Militia is a body composed of citizens enrolled and trained as soldiers for the defence of the State. All able-bodied male persons between the ages of eighteen and forty-five years may be called to serve in the militia. Naval forces are military forces or militia that serve on sea.
Invasion is the entrance into a State of a military force from another country for the purpose of conquest. To repel invasion is to oppose it by force, to drive off the invaders. Insurrection is a rising or rebellion of people in a State against the government of their own State. It is the duty of the governor to suppress— that is, to put down—insurrection, and to enforce the execution of the laws—that is, to carry out the laws by force if necessary. Intercourse is correspondence with others by letter or message. When it is necessary to have intercourse with another State or a foreign country, the governor, as the chief executive and highest representative of the people, is the person who conducts such correspondence.
The recess of the General Assembly is the time when it is not in session. During recess of the Assembly, the governor may fill vacancies in public offices for which the Constitution and laws make no provision. For example, the Constitution and laws make no provision for the appointment of judges during the recess of Assembly; therefore, if a judge dies during the recess, the governor appoints a person to fill the vacancy until the Assembly meets and elects a new judge.

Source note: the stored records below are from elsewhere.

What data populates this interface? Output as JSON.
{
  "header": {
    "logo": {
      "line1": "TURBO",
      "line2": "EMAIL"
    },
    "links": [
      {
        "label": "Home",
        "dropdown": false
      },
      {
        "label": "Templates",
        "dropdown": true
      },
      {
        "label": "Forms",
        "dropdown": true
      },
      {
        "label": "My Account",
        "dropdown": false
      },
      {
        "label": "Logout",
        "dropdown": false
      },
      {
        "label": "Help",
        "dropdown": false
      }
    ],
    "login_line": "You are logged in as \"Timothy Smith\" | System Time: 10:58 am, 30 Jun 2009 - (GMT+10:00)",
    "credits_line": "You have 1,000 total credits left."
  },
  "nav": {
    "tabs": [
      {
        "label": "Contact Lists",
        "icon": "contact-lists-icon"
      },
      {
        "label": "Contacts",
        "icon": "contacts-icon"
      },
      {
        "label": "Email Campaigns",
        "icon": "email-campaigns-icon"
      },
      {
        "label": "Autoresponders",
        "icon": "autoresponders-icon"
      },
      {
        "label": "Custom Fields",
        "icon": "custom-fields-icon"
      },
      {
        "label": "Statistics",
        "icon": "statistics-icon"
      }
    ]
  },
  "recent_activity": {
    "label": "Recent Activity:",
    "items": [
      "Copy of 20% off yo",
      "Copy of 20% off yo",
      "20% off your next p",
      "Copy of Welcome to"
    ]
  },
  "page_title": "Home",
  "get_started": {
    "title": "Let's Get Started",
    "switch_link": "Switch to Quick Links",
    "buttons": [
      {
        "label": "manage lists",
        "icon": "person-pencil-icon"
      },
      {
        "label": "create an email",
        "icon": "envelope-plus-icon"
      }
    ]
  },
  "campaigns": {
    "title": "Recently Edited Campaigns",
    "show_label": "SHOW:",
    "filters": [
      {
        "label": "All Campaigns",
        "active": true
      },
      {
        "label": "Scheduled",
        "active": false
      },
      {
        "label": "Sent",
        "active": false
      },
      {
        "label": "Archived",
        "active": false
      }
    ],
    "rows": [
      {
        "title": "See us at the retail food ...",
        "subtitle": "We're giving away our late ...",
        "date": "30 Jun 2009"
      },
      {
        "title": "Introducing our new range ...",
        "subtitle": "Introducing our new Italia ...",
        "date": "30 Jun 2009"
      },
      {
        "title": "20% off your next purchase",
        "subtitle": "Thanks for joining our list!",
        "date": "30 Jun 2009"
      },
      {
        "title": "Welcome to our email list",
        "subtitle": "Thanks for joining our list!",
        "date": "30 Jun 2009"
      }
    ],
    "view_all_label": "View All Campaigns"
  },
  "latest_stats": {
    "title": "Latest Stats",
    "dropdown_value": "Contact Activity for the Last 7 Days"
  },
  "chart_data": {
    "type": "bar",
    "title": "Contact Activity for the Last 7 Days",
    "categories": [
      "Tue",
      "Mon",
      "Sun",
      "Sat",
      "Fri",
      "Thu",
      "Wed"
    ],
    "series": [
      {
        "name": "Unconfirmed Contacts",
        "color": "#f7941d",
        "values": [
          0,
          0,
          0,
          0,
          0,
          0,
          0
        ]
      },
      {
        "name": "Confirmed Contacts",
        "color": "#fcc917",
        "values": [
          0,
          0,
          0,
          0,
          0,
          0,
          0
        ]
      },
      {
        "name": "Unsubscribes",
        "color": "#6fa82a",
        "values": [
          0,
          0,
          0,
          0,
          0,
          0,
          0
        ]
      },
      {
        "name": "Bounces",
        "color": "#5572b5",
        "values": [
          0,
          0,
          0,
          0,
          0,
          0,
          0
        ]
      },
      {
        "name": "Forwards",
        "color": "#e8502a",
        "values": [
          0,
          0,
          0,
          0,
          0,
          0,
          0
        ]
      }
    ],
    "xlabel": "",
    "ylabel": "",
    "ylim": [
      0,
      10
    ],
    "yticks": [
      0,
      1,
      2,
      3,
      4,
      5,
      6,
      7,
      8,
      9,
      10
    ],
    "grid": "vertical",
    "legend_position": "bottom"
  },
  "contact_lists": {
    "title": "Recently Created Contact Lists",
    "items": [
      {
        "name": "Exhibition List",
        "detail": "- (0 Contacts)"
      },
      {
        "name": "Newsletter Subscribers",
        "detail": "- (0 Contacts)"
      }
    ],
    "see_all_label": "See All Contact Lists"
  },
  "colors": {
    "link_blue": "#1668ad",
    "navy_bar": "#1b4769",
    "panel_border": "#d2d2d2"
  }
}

A fine is a penalty or punishment in the form of payment of money. Sometimes a person convicted of an offence against the law is ordered by the judge to pay a sum of money instead of being sent to jail. This is called a fine. But it may happen that the person is convicted by mistake or by false evidence, or that the fine is too heavy for the person to pay. In such cases the governor may remit the fines—that is, release or free the persons from having to pay.
The governor may also grant reprieves and pardons if he sees good reason for doing so. A reprieve is a delay of punishment. When a person is convicted of murder, the judge sentences him to be put to death on a certain day. But there may be reason for further inquiry into the case, and to give time for such inquiry the governor may postpone the execution of the sentence—that is, put it off to another day. This is called a reprieve. If the further inquiry should prove that the person is innocent, a full pardon is granted and the person is set free.